"Oliver Cromwell" by Samuel Rawson Gardiner. Published by Good Press. Good Press publishes a wide range of titles that encompasses every genre. From well-known classics & literary fiction and non-fiction to forgotten?or yet undiscovered gems?of world literature, we issue the books that need to be read. Each Good Press edition has been meticulously edited and formatted to boost readability for all e-readers and devices. Our goal is to produce eBooks that are user-friendly and accessible to everyone in a high-quality digital format.

Oliver Cromwell and the Rule of the Puritans in England
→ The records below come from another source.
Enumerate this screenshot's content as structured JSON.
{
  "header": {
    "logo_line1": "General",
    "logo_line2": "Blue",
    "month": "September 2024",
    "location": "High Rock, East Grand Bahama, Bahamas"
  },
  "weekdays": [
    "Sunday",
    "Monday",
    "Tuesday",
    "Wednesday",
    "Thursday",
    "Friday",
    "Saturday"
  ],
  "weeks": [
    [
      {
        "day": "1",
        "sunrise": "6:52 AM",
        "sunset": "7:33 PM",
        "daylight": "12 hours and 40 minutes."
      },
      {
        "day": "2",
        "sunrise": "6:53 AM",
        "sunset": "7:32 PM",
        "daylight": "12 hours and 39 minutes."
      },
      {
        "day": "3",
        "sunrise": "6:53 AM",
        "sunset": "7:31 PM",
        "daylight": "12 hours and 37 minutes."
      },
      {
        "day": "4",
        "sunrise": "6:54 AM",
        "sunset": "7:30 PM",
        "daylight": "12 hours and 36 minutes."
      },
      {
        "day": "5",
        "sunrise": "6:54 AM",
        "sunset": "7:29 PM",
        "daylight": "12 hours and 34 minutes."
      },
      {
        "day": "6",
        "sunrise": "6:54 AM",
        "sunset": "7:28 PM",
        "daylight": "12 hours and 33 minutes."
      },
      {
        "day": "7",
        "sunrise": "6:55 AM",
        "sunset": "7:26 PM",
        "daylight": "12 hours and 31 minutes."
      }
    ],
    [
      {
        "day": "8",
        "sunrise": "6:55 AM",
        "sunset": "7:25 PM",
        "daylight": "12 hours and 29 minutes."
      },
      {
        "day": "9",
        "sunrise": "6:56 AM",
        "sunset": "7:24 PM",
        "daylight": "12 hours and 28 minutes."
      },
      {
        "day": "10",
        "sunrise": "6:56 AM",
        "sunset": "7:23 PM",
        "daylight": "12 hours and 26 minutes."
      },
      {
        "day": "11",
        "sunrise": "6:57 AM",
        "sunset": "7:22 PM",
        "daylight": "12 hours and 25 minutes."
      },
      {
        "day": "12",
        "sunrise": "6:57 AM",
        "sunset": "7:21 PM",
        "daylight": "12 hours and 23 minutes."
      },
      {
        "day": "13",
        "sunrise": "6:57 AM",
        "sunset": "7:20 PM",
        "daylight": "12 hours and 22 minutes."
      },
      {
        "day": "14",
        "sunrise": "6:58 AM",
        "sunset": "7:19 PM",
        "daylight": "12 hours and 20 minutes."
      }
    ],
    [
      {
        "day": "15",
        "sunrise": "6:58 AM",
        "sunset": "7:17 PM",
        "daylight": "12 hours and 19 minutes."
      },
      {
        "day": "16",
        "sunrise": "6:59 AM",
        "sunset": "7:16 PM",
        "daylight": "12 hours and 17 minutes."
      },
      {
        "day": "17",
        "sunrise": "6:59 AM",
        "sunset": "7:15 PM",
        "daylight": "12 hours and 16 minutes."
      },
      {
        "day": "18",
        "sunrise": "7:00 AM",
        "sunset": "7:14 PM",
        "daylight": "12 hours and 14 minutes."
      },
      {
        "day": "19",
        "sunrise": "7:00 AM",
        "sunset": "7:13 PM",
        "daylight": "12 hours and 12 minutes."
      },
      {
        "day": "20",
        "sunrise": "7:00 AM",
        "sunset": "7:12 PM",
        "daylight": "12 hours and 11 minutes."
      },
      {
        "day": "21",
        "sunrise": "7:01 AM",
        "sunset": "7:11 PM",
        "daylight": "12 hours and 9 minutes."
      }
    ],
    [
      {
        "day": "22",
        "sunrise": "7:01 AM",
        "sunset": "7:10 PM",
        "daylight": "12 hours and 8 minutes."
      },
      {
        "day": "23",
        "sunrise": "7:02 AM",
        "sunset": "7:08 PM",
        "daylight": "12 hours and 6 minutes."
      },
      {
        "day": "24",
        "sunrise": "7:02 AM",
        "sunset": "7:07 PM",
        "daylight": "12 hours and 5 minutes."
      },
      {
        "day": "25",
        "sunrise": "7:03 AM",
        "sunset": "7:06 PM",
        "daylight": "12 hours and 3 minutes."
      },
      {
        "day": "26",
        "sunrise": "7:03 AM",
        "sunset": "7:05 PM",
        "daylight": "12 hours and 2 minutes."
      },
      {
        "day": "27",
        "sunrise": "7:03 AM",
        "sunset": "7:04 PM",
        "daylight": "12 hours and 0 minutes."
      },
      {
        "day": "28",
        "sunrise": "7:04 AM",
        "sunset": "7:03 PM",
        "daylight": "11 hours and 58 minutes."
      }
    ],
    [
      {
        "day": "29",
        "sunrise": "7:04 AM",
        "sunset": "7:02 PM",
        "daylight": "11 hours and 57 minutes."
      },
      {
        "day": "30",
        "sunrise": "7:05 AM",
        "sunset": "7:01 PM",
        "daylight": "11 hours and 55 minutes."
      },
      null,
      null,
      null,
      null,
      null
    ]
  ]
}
PREFACE. THE Author of this very practical treatise on Scotch Loch - Fishing desires clearly that it may be of use to all who had it. He does not pretend to have written anything new, but to have attempted to put what he has to say in as readable a form as possible. Everything in the way of the history and habits of fish has been studiously avoided, and technicalities have been used as sparingly as possible. The writing of this book has afforded him pleasure in his leisure moments, and that pleasure would be much increased if he knew that the perusal of it would create any bond of sympathy between himself and the angling community in general. This section is interleaved with blank shects for the readers notes. The Author need hardly say that any suggestions addressed to the case of the publishers, will meet with consideration in a future edition. We do not pretend to write or enlarge upon a new subject. Much has been said and written-and well said and written too on the art of fishing but loch-fishing has been rather looked upon as a second-rate performance, and to dispel this idea is one of the objects for which this present treatise has been written. Far be it from us to say anything against fishing, lawfully practised in any form but many pent up in our large towns will bear us out when me say that, on the whole, a days loch-fishing is the most convenient. One great matter is, that the loch-fisher is depend- ent on nothing but enough wind to curl the water, -and on a large loch it is very seldom that a dead calm prevails all day, -and can make his arrangements for a day, weeks beforehand whereas the stream- fisher is dependent for a good take on the state of the water and however pleasant and easy it may be for one living near the banks of a good trout stream or river, it is quite another matter to arrange for a days river-fishing, if one is looking forward to a holiday at a date some weeks ahead. Providence may favour the expectant angler with a good day, and the water in order but experience has taught most of us that the good days are in the minority, and that, as is the case with our rapid running streams, -such as many of our northern streams are, -the water is either too large or too small, unless, as previously remarked, you live near at hand, and can catch it at its best. A common belief in regard to loch-fishing is, that the tyro and the experienced angler have nearly the same chance in fishing, -the one from the stern and the other from the bow of the same boat. Of all the absurd beliefs as to loch-fishing, this is one of the most absurd. Try it. Give the tyro either end of the boat he likes give him a cast of ally flies he may fancy, or even a cast similar to those which a crack may be using and if he catches one for every three the other has, he may consider himself very lucky. Of course there are lochs where the fish are not abundant, and a beginner may come across as many as an older fisher but we speak of lochs where there are fish to be caught, and where each has a fair chance. Again, it is said that the boatman has as much to do with catching trout in a loch as the angler. Well, we dont deny that. In an untried loch it is necessary to have the guidance of a good boatman but the same argument holds good as to stream-fishing...